AIM OF THE EXERCISE:
Determine how many lines below contain the string "application" and give that number without anything else.

DATA EXTRACTS:
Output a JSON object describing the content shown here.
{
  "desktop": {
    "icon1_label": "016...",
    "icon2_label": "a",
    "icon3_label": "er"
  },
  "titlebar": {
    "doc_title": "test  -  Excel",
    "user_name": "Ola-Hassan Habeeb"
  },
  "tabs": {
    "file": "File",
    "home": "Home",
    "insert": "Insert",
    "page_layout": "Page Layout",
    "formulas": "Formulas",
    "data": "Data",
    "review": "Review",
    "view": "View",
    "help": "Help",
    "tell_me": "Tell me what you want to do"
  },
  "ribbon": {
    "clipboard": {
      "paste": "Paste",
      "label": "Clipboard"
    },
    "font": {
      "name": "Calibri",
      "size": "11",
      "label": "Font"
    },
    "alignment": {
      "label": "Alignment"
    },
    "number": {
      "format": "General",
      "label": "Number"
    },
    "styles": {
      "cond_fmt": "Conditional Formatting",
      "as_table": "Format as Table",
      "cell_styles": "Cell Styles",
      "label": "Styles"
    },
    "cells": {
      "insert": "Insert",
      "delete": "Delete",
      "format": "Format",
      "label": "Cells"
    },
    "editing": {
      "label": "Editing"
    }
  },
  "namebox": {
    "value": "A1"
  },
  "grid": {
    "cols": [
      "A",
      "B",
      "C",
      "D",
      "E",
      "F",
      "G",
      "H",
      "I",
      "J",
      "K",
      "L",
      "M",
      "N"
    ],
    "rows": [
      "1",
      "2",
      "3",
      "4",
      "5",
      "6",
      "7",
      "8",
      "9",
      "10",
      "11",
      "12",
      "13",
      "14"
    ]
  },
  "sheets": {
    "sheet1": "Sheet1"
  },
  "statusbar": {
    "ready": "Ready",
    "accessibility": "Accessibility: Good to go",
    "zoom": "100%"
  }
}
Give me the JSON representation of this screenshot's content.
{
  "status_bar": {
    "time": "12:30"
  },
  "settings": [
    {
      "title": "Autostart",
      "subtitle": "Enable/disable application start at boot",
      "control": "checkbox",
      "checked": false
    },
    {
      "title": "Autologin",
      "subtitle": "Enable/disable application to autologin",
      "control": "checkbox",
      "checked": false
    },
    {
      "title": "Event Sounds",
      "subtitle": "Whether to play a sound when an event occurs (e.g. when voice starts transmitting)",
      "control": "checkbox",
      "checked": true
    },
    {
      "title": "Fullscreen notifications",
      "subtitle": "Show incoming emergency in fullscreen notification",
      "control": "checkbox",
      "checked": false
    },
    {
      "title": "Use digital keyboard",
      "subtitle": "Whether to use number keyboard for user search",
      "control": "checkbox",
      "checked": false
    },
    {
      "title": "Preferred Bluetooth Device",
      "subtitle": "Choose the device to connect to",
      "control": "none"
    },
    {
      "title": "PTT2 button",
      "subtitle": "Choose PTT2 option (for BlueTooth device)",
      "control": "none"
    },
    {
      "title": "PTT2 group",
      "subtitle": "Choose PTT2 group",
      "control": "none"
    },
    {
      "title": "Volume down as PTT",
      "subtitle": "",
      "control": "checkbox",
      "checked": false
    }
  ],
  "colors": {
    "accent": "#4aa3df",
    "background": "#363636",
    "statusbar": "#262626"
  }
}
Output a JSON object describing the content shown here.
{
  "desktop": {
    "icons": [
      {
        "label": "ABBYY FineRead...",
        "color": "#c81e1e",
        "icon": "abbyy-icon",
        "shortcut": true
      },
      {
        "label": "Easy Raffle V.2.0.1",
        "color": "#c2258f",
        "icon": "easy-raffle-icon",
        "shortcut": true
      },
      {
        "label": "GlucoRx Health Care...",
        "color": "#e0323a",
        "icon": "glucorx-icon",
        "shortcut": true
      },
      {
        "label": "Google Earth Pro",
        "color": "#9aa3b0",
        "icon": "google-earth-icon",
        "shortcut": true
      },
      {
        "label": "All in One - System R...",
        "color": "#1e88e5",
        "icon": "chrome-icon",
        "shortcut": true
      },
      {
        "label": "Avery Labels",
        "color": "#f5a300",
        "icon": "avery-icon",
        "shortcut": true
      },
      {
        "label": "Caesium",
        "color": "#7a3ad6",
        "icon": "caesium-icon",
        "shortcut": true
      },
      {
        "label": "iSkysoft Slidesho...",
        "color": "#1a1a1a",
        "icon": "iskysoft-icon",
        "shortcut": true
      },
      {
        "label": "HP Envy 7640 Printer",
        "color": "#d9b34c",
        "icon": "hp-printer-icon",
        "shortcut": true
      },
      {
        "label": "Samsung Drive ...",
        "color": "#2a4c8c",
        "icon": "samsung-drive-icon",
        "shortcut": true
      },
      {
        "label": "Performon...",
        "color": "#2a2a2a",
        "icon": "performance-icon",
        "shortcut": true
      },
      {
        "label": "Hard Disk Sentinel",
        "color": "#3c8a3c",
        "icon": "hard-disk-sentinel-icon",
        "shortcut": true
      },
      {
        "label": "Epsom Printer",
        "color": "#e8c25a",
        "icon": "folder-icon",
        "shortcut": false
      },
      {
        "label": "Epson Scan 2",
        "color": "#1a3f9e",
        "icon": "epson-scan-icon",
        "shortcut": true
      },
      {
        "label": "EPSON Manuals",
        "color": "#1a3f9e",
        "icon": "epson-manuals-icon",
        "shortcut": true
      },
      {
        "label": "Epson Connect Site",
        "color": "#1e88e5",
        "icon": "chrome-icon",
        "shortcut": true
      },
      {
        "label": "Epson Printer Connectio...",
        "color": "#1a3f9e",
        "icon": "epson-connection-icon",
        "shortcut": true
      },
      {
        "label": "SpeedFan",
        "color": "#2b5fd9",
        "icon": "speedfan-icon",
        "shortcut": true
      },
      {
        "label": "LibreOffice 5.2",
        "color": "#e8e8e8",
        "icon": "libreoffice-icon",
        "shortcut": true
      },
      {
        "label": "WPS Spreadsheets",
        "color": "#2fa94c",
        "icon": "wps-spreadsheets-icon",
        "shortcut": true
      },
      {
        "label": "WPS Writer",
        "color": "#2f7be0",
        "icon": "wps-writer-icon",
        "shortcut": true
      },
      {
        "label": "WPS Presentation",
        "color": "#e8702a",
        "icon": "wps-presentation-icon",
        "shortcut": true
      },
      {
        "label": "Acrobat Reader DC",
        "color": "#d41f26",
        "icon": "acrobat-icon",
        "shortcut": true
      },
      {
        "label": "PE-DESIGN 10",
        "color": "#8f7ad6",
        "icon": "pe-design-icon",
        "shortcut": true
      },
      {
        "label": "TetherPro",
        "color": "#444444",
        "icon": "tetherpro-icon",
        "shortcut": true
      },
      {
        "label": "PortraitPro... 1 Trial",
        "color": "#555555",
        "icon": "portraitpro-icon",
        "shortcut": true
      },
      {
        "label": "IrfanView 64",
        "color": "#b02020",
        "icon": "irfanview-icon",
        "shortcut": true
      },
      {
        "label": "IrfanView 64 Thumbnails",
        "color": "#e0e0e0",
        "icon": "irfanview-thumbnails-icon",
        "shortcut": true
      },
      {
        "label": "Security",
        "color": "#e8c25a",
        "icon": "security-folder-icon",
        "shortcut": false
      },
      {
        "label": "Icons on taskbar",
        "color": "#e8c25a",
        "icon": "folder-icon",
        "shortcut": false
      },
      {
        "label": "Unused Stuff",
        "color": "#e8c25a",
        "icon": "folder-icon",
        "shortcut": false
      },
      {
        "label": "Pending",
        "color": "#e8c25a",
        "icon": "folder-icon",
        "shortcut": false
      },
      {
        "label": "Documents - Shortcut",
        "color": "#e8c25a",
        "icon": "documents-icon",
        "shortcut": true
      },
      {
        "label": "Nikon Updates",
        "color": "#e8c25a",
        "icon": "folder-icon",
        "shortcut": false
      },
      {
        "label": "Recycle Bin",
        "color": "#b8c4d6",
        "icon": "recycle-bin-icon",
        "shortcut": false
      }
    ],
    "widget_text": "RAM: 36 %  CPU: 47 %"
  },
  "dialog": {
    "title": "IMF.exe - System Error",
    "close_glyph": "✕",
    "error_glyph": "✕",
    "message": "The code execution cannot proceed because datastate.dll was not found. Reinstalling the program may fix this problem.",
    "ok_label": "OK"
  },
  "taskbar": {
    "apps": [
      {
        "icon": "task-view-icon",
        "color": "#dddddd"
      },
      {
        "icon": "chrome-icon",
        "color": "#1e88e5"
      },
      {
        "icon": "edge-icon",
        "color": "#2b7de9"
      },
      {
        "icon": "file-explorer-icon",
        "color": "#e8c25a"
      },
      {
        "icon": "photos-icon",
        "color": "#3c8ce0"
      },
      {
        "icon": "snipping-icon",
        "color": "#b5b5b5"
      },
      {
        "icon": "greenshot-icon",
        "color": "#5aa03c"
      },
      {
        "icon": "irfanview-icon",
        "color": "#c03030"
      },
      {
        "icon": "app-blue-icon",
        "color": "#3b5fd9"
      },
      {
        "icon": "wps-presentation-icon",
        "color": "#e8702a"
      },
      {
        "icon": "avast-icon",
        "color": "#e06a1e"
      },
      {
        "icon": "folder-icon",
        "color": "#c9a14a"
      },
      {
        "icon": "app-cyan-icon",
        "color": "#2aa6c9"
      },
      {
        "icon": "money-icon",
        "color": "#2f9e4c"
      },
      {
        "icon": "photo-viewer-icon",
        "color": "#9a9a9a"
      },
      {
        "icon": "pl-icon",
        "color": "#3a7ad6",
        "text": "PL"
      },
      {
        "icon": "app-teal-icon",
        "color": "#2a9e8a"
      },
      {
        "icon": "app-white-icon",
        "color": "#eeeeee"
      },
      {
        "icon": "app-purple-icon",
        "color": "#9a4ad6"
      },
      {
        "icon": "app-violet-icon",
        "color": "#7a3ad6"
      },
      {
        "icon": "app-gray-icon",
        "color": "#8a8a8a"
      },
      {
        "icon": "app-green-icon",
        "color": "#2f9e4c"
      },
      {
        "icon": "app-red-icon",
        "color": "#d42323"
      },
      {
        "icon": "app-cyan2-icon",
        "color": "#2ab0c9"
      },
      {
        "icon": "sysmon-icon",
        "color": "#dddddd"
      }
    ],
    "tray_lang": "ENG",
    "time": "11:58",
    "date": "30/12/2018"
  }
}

RESULT OF THIS TASK:
2